In fact, some businesses are now forgoing incorporation in America altogether. For instance, the tech firm Seagate went private in a 2000 buyout and then moved to the Cayman Islands. From there it incorporated in Dublin ten years later, even though its headquarters and principal offices are all in California. Companies like these can dodge American taxes without fear of reprisal because they were never technically based here in the first place. So far 60 U.S. companies have either inverted or chosen this “never-here” course of action, and experts predict that more will follow their lead.
This creates an environment where businesses can benefit from public services that they don’t pay for. Carnival Cruise Lines, for example, is headquartered in Miami but incorporated in tax friendly Panama. As a result, Carnival doesn’t pay its fair share to the U.S. Coast Guard, an organization that helped rescue the company’s burning vessel Triumph last year. Although the cruise line eventually reimbursed the Coast Guard for its assistance, the government could never hope to recoup the billions it loses each year due to similar loopholes. As it stands now, legislators have two clear options for stemming this tax exodus: draft a law making inversion more difficult or reform the tax code altogether. Many business leaders argue that U.S. tax laws are uncompetitive, while opponents feel that corporations should simply be restricted to paying their fair share. What do you think?
- Is there a solution to the “inversion” taking place in some U.S. companies?
- Can U.S. companies incorporate in any state or country they choose?

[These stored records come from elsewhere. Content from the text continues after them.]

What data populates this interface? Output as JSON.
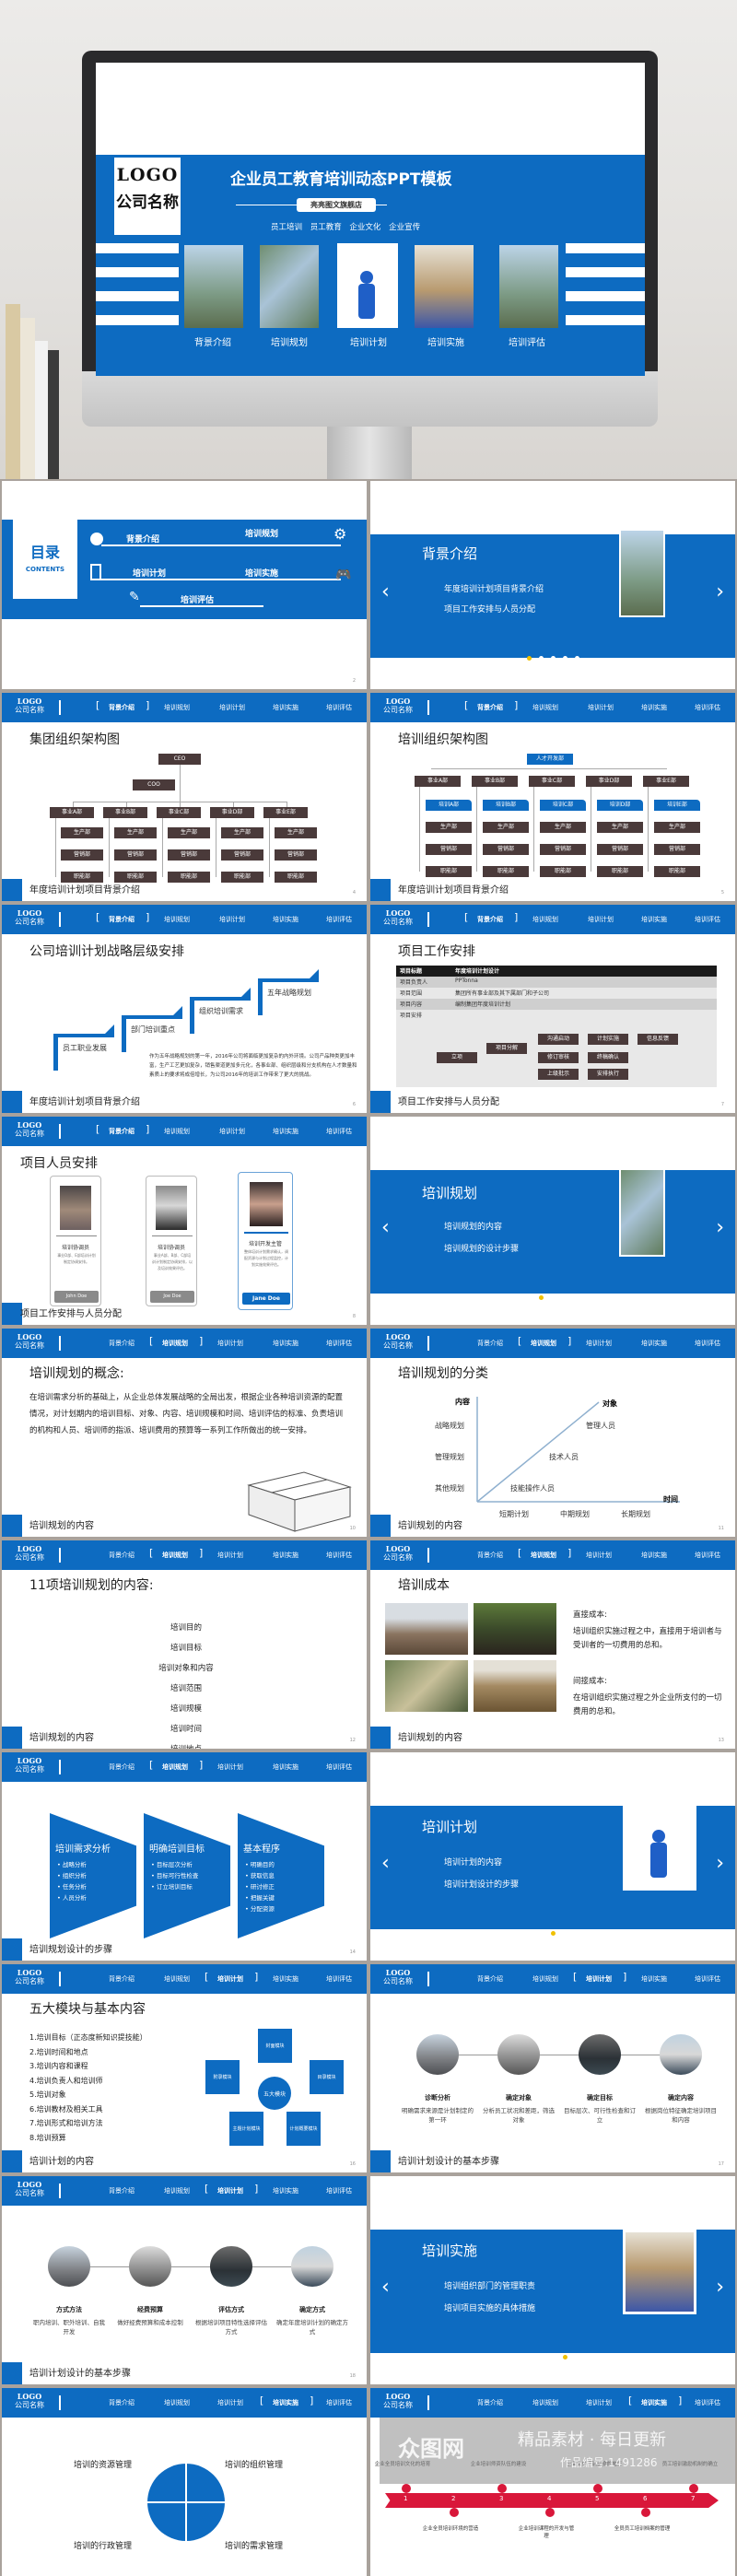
{
  "cover": {
    "logo": "LOGO",
    "company": "公司名称",
    "title": "企业员工教育培训动态PPT模板",
    "shop": "亮亮图文旗舰店",
    "tags": "员工培训  员工教育 企业文化 企业宣传",
    "sections": [
      "背景介绍",
      "培训规划",
      "培训计划",
      "培训实施",
      "培训评估"
    ]
  },
  "header": {
    "logo": "LOGO",
    "company": "公司名称",
    "nav": [
      "背景介绍",
      "培训规划",
      "培训计划",
      "培训实施",
      "培训评估"
    ]
  },
  "toc": {
    "title": "目录",
    "subtitle": "CONTENTS",
    "items": [
      "背景介绍",
      "培训规划",
      "培训计划",
      "培训实施",
      "培训评估"
    ],
    "page": "2"
  },
  "banner_bg": {
    "title": "背景介绍",
    "lines": [
      "年度培训计划项目背景介绍",
      "项目工作安排与人员分配"
    ],
    "active_dot": 1
  },
  "org1": {
    "title": "集团组织架构图",
    "ceo": "CEO",
    "coo": "COO",
    "divisions": [
      "事业A部",
      "事业B部",
      "事业C部",
      "事业D部",
      "事业E部"
    ],
    "subs": [
      "生产部",
      "营销部",
      "职能部"
    ],
    "footer": "年度培训计划项目背景介绍",
    "page": "4"
  },
  "org2": {
    "title": "培训组织架构图",
    "root": "人才开发部",
    "divisions": [
      "事业A部",
      "事业B部",
      "事业C部",
      "事业D部",
      "事业E部"
    ],
    "training": [
      "培训A部",
      "培训B部",
      "培训C部",
      "培训D部",
      "培训E部"
    ],
    "subs": [
      "生产部",
      "营销部",
      "职能部"
    ],
    "footer": "年度培训计划项目背景介绍",
    "page": "5"
  },
  "strategy": {
    "title": "公司培训计划战略层级安排",
    "steps": [
      "员工职业发展",
      "部门培训重点",
      "组织培训需求",
      "五年战略规划"
    ],
    "paragraph": "作为五年战略规划的第一年，2016年公司将面临更加复杂的内外环境。公司产品种类更加丰富，生产工艺更加复杂，销售渠道更加多元化，各事业部、组织层级和分支机构在人才数量和素质上的要求将成倍增长，为公司2016年的培训工作带来了更大的挑战。",
    "footer": "年度培训计划项目背景介绍",
    "page": "6"
  },
  "project": {
    "title": "项目工作安排",
    "rows": [
      {
        "k": "项目标题",
        "v": "年度培训计划设计"
      },
      {
        "k": "项目负责人",
        "v": "PPTonna"
      },
      {
        "k": "项目范围",
        "v": "集团所有事业部及其下属部门和子公司"
      },
      {
        "k": "项目内容",
        "v": "编制集团年度培训计划"
      },
      {
        "k": "项目安排",
        "v": ""
      }
    ],
    "flow": [
      "立项",
      "项目分解",
      "沟通启动",
      "计划实施",
      "信息反馈",
      "修订审核",
      "终稿确认",
      "上级批示",
      "安排执行"
    ],
    "footer": "项目工作安排与人员分配",
    "page": "7"
  },
  "people": {
    "title": "项目人员安排",
    "cards": [
      {
        "role": "培训协调员",
        "desc": "事业D部、E部培训计划制定协调安排。",
        "name": "John Doe"
      },
      {
        "role": "培训协调员",
        "desc": "事业A部、B部、C部培训计划制定协调安排，以及培训效果评估。",
        "name": "Joe Doe"
      },
      {
        "role": "培训开发主管",
        "desc": "整体培训计划需求确认，调配资源与计划过程监控，计划实施效果评估。",
        "name": "Jane Doe"
      }
    ],
    "footer": "项目工作安排与人员分配",
    "page": "8"
  },
  "banner_plan": {
    "title": "培训规划",
    "lines": [
      "培训规划的内容",
      "培训规划的设计步骤"
    ],
    "active_dot": 2
  },
  "concept": {
    "title": "培训规划的概念:",
    "body": "在培训需求分析的基础上，从企业总体发展战略的全局出发，根据企业各种培训资源的配置情况，对计划期内的培训目标、对象、内容、培训规模和时间、培训评估的标准、负责培训的机构和人员、培训师的指派、培训费用的预算等一系列工作所做出的统一安排。",
    "footer": "培训规划的内容",
    "page": "10"
  },
  "classify": {
    "title": "培训规划的分类",
    "y_axis": "内容",
    "x_axis": "时间",
    "diag_axis": "对象",
    "y_labels": [
      "战略规划",
      "管理规划",
      "其他规划"
    ],
    "x_labels": [
      "短期计划",
      "中期规划",
      "长期规划"
    ],
    "diag_labels": [
      "管理人员",
      "技术人员",
      "技能操作人员"
    ],
    "footer": "培训规划的内容",
    "page": "11"
  },
  "eleven": {
    "title": "11项培训规划的内容:",
    "items": [
      "培训目的",
      "培训目标",
      "培训对象和内容",
      "培训范围",
      "培训规模",
      "培训时间",
      "培训地点"
    ],
    "footer": "培训规划的内容",
    "page": "12"
  },
  "cost": {
    "title": "培训成本",
    "direct_h": "直接成本:",
    "direct": "培训组织实施过程之中，直接用于培训者与受训者的一切费用的总和。",
    "indirect_h": "间接成本:",
    "indirect": "在培训组织实施过程之外企业所支付的一切费用的总和。",
    "footer": "培训规划的内容",
    "page": "13"
  },
  "funnels": {
    "blocks": [
      {
        "h": "培训需求分析",
        "items": [
          "战略分析",
          "组织分析",
          "任务分析",
          "人员分析"
        ]
      },
      {
        "h": "明确培训目标",
        "items": [
          "目标层次分析",
          "目标可行性检查",
          "订立培训目标"
        ]
      },
      {
        "h": "基本程序",
        "items": [
          "明确目的",
          "获取信息",
          "研讨修正",
          "把握关键",
          "分配资源"
        ]
      }
    ],
    "footer": "培训规划设计的步骤",
    "page": "14"
  },
  "banner_sched": {
    "title": "培训计划",
    "lines": [
      "培训计划的内容",
      "培训计划设计的步骤"
    ],
    "active_dot": 3
  },
  "modules": {
    "title": "五大模块与基本内容",
    "list": [
      "1.培训目标（正态度新知识提技能）",
      "2.培训时间和地点",
      "3.培训内容和课程",
      "4.培训负责人和培训师",
      "5.培训对象",
      "6.培训教材及相关工具",
      "7.培训形式和培训方法",
      "8.培训预算"
    ],
    "center": "五大模块",
    "mods": [
      "封面模块",
      "目录模块",
      "计划概要模块",
      "主题计划模块",
      "附录模块"
    ],
    "footer": "培训计划的内容",
    "page": "16"
  },
  "steps1": {
    "items": [
      {
        "name": "诊断分析",
        "desc": "明确需求来源是计划制定的第一环"
      },
      {
        "name": "确定对象",
        "desc": "分析员工状况和差距，筛选对象"
      },
      {
        "name": "确定目标",
        "desc": "目标层次、可行性检查和订立"
      },
      {
        "name": "确定内容",
        "desc": "根据岗位特征确定培训项目和内容"
      }
    ],
    "footer": "培训计划设计的基本步骤",
    "page": "17"
  },
  "steps2": {
    "items": [
      {
        "name": "方式方法",
        "desc": "职内培训、职外培训、自我开发"
      },
      {
        "name": "经费预算",
        "desc": "做好经费预算和成本控制"
      },
      {
        "name": "评估方式",
        "desc": "根据培训项目特性选择评估方式"
      },
      {
        "name": "确定方式",
        "desc": "确定年度培训计划的确定方式"
      }
    ],
    "footer": "培训计划设计的基本步骤",
    "page": "18"
  },
  "banner_impl": {
    "title": "培训实施",
    "lines": [
      "培训组织部门的管理职责",
      "培训项目实施的具体措施"
    ],
    "active_dot": 4
  },
  "quad": {
    "labels": [
      "培训的资源管理",
      "培训的组织管理",
      "培训的行政管理",
      "培训的需求管理"
    ]
  },
  "timeline": {
    "top": [
      "企业全员培训文化的培育",
      "企业培训师资队伍的建设",
      "企业全员培训制度的施行",
      "员工培训激励机制的确立"
    ],
    "bottom": [
      "企业全员培训环境的营造",
      "企业培训课程的开发与管理",
      "全员员工培训档案的管理"
    ],
    "numbers": [
      "1",
      "2",
      "3",
      "4",
      "5",
      "6",
      "7"
    ],
    "watermark": "精品素材 · 每日更新",
    "watermark_logo": "众图网",
    "watermark_id": "作品编号:1491286"
  }
}
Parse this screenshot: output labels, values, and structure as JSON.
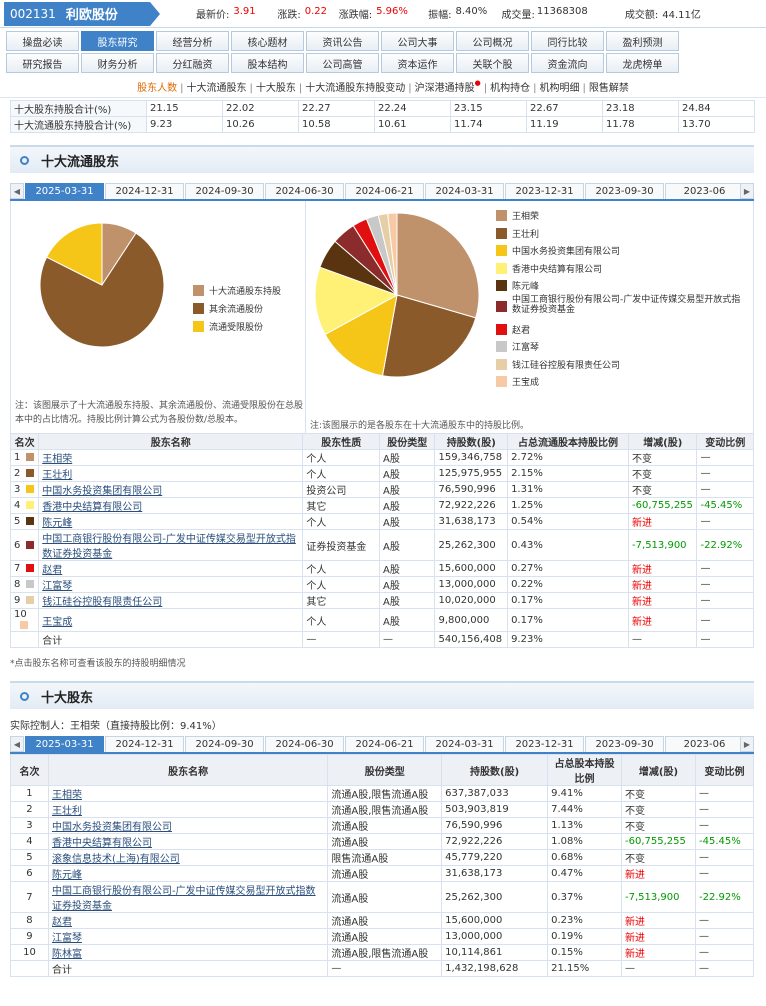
{
  "stock": {
    "code": "002131",
    "name": "利欧股份"
  },
  "quote": {
    "price_label": "最新价:",
    "price": "3.91",
    "change_label": "涨跌:",
    "change": "0.22",
    "pct_label": "涨跌幅:",
    "pct": "5.96%",
    "amp_label": "振幅:",
    "amp": "8.40%",
    "vol_label": "成交量:",
    "vol": "11368308",
    "amt_label": "成交额:",
    "amt": "44.11亿"
  },
  "tabs_row1": [
    "操盘必读",
    "股东研究",
    "经营分析",
    "核心题材",
    "资讯公告",
    "公司大事",
    "公司概况",
    "同行比较",
    "盈利预测"
  ],
  "tabs_row2": [
    "研究报告",
    "财务分析",
    "分红融资",
    "股本结构",
    "公司高管",
    "资本运作",
    "关联个股",
    "资金流向",
    "龙虎榜单"
  ],
  "active_tab": "股东研究",
  "subnav": [
    "股东人数",
    "十大流通股东",
    "十大股东",
    "十大流通股东持股变动",
    "沪深港通持股",
    "机构持仓",
    "机构明细",
    "限售解禁"
  ],
  "summary": [
    {
      "label": "十大股东持股合计(%)",
      "values": [
        "21.15",
        "22.02",
        "22.27",
        "22.24",
        "23.15",
        "22.67",
        "23.18",
        "24.84"
      ]
    },
    {
      "label": "十大流通股东持股合计(%)",
      "values": [
        "9.23",
        "10.26",
        "10.58",
        "10.61",
        "11.74",
        "11.19",
        "11.78",
        "13.70"
      ]
    }
  ],
  "section1": {
    "title": "十大流通股东"
  },
  "section2": {
    "title": "十大股东",
    "controller": "实际控制人：王相荣（直接持股比例：9.41%）"
  },
  "dates": [
    "2025-03-31",
    "2024-12-31",
    "2024-09-30",
    "2024-06-30",
    "2024-06-21",
    "2024-03-31",
    "2023-12-31",
    "2023-09-30",
    "2023-06"
  ],
  "pieL_legend": [
    {
      "label": "十大流通股东持股",
      "color": "#c0926b"
    },
    {
      "label": "其余流通股份",
      "color": "#8a5a2b"
    },
    {
      "label": "流通受限股份",
      "color": "#f5c518"
    }
  ],
  "pieL_note": "注：该图展示了十大流通股东持股、其余流通股份、流通受限股份在总股本中的占比情况。持股比例计算公式为各股份数/总股本。",
  "pieR_note": "注:该图展示的是各股东在十大流通股东中的持股比例。",
  "chart_data": [
    {
      "type": "pie",
      "categories": [
        "十大流通股东持股",
        "其余流通股份",
        "流通受限股份"
      ],
      "values": [
        9.23,
        73.2,
        17.57
      ],
      "colors": [
        "#c0926b",
        "#8a5a2b",
        "#f5c518"
      ]
    },
    {
      "type": "pie",
      "categories": [
        "王相荣",
        "王壮利",
        "中国水务投资集团有限公司",
        "香港中央结算有限公司",
        "陈元峰",
        "中国工商银行股份有限公司-广发中证传媒交易型开放式指数证券投资基金",
        "赵君",
        "江富琴",
        "钱江硅谷控股有限责任公司",
        "王宝成"
      ],
      "values": [
        159346758,
        125975955,
        76590996,
        72922226,
        31638173,
        25262300,
        15600000,
        13000000,
        10020000,
        9800000
      ],
      "colors": [
        "#c0926b",
        "#8a5a2b",
        "#f5c518",
        "#fff176",
        "#5a3410",
        "#8b2b2b",
        "#e01010",
        "#c8c8c8",
        "#e6cfa6",
        "#f7c9a5"
      ]
    }
  ],
  "t1_headers": [
    "名次",
    "股东名称",
    "股东性质",
    "股份类型",
    "持股数(股)",
    "占总流通股本持股比例",
    "增减(股)",
    "变动比例"
  ],
  "t1_rows": [
    {
      "rank": "1",
      "name": "王相荣",
      "nature": "个人",
      "type": "A股",
      "shares": "159,346,758",
      "ratio": "2.72%",
      "chg": "不变",
      "chg_c": "",
      "pct": "—",
      "pct_c": "",
      "color": "#c0926b"
    },
    {
      "rank": "2",
      "name": "王壮利",
      "nature": "个人",
      "type": "A股",
      "shares": "125,975,955",
      "ratio": "2.15%",
      "chg": "不变",
      "chg_c": "",
      "pct": "—",
      "pct_c": "",
      "color": "#8a5a2b"
    },
    {
      "rank": "3",
      "name": "中国水务投资集团有限公司",
      "nature": "投资公司",
      "type": "A股",
      "shares": "76,590,996",
      "ratio": "1.31%",
      "chg": "不变",
      "chg_c": "",
      "pct": "—",
      "pct_c": "",
      "color": "#f5c518"
    },
    {
      "rank": "4",
      "name": "香港中央结算有限公司",
      "nature": "其它",
      "type": "A股",
      "shares": "72,922,226",
      "ratio": "1.25%",
      "chg": "-60,755,255",
      "chg_c": "green",
      "pct": "-45.45%",
      "pct_c": "green",
      "color": "#fff176"
    },
    {
      "rank": "5",
      "name": "陈元峰",
      "nature": "个人",
      "type": "A股",
      "shares": "31,638,173",
      "ratio": "0.54%",
      "chg": "新进",
      "chg_c": "red",
      "pct": "—",
      "pct_c": "",
      "color": "#5a3410"
    },
    {
      "rank": "6",
      "name": "中国工商银行股份有限公司-广发中证传媒交易型开放式指数证券投资基金",
      "nature": "证券投资基金",
      "type": "A股",
      "shares": "25,262,300",
      "ratio": "0.43%",
      "chg": "-7,513,900",
      "chg_c": "green",
      "pct": "-22.92%",
      "pct_c": "green",
      "color": "#8b2b2b"
    },
    {
      "rank": "7",
      "name": "赵君",
      "nature": "个人",
      "type": "A股",
      "shares": "15,600,000",
      "ratio": "0.27%",
      "chg": "新进",
      "chg_c": "red",
      "pct": "—",
      "pct_c": "",
      "color": "#e01010"
    },
    {
      "rank": "8",
      "name": "江富琴",
      "nature": "个人",
      "type": "A股",
      "shares": "13,000,000",
      "ratio": "0.22%",
      "chg": "新进",
      "chg_c": "red",
      "pct": "—",
      "pct_c": "",
      "color": "#c8c8c8"
    },
    {
      "rank": "9",
      "name": "钱江硅谷控股有限责任公司",
      "nature": "其它",
      "type": "A股",
      "shares": "10,020,000",
      "ratio": "0.17%",
      "chg": "新进",
      "chg_c": "red",
      "pct": "—",
      "pct_c": "",
      "color": "#e6cfa6"
    },
    {
      "rank": "10",
      "name": "王宝成",
      "nature": "个人",
      "type": "A股",
      "shares": "9,800,000",
      "ratio": "0.17%",
      "chg": "新进",
      "chg_c": "red",
      "pct": "—",
      "pct_c": "",
      "color": "#f7c9a5"
    }
  ],
  "t1_total": {
    "label": "合计",
    "nature": "—",
    "type": "—",
    "shares": "540,156,408",
    "ratio": "9.23%",
    "chg": "—",
    "pct": "—"
  },
  "t1_footnote": "*点击股东名称可查看该股东的持股明细情况",
  "t2_headers": [
    "名次",
    "股东名称",
    "股份类型",
    "持股数(股)",
    "占总股本持股比例",
    "增减(股)",
    "变动比例"
  ],
  "t2_rows": [
    {
      "rank": "1",
      "name": "王相荣",
      "type": "流通A股,限售流通A股",
      "shares": "637,387,033",
      "ratio": "9.41%",
      "chg": "不变",
      "chg_c": "",
      "pct": "—",
      "pct_c": ""
    },
    {
      "rank": "2",
      "name": "王壮利",
      "type": "流通A股,限售流通A股",
      "shares": "503,903,819",
      "ratio": "7.44%",
      "chg": "不变",
      "chg_c": "",
      "pct": "—",
      "pct_c": ""
    },
    {
      "rank": "3",
      "name": "中国水务投资集团有限公司",
      "type": "流通A股",
      "shares": "76,590,996",
      "ratio": "1.13%",
      "chg": "不变",
      "chg_c": "",
      "pct": "—",
      "pct_c": ""
    },
    {
      "rank": "4",
      "name": "香港中央结算有限公司",
      "type": "流通A股",
      "shares": "72,922,226",
      "ratio": "1.08%",
      "chg": "-60,755,255",
      "chg_c": "green",
      "pct": "-45.45%",
      "pct_c": "green"
    },
    {
      "rank": "5",
      "name": "滚象信息技术(上海)有限公司",
      "type": "限售流通A股",
      "shares": "45,779,220",
      "ratio": "0.68%",
      "chg": "不变",
      "chg_c": "",
      "pct": "—",
      "pct_c": ""
    },
    {
      "rank": "6",
      "name": "陈元峰",
      "type": "流通A股",
      "shares": "31,638,173",
      "ratio": "0.47%",
      "chg": "新进",
      "chg_c": "red",
      "pct": "—",
      "pct_c": ""
    },
    {
      "rank": "7",
      "name": "中国工商银行股份有限公司-广发中证传媒交易型开放式指数证券投资基金",
      "type": "流通A股",
      "shares": "25,262,300",
      "ratio": "0.37%",
      "chg": "-7,513,900",
      "chg_c": "green",
      "pct": "-22.92%",
      "pct_c": "green"
    },
    {
      "rank": "8",
      "name": "赵君",
      "type": "流通A股",
      "shares": "15,600,000",
      "ratio": "0.23%",
      "chg": "新进",
      "chg_c": "red",
      "pct": "—",
      "pct_c": ""
    },
    {
      "rank": "9",
      "name": "江富琴",
      "type": "流通A股",
      "shares": "13,000,000",
      "ratio": "0.19%",
      "chg": "新进",
      "chg_c": "red",
      "pct": "—",
      "pct_c": ""
    },
    {
      "rank": "10",
      "name": "陈林富",
      "type": "流通A股,限售流通A股",
      "shares": "10,114,861",
      "ratio": "0.15%",
      "chg": "新进",
      "chg_c": "red",
      "pct": "—",
      "pct_c": ""
    }
  ],
  "t2_total": {
    "label": "合计",
    "type": "—",
    "shares": "1,432,198,628",
    "ratio": "21.15%",
    "chg": "—",
    "pct": "—"
  }
}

Source: Allen Sloan, “Positively Un-American Tax Dodges,” Fortune, July 7, 2014. Photo by Micheal Osmenda.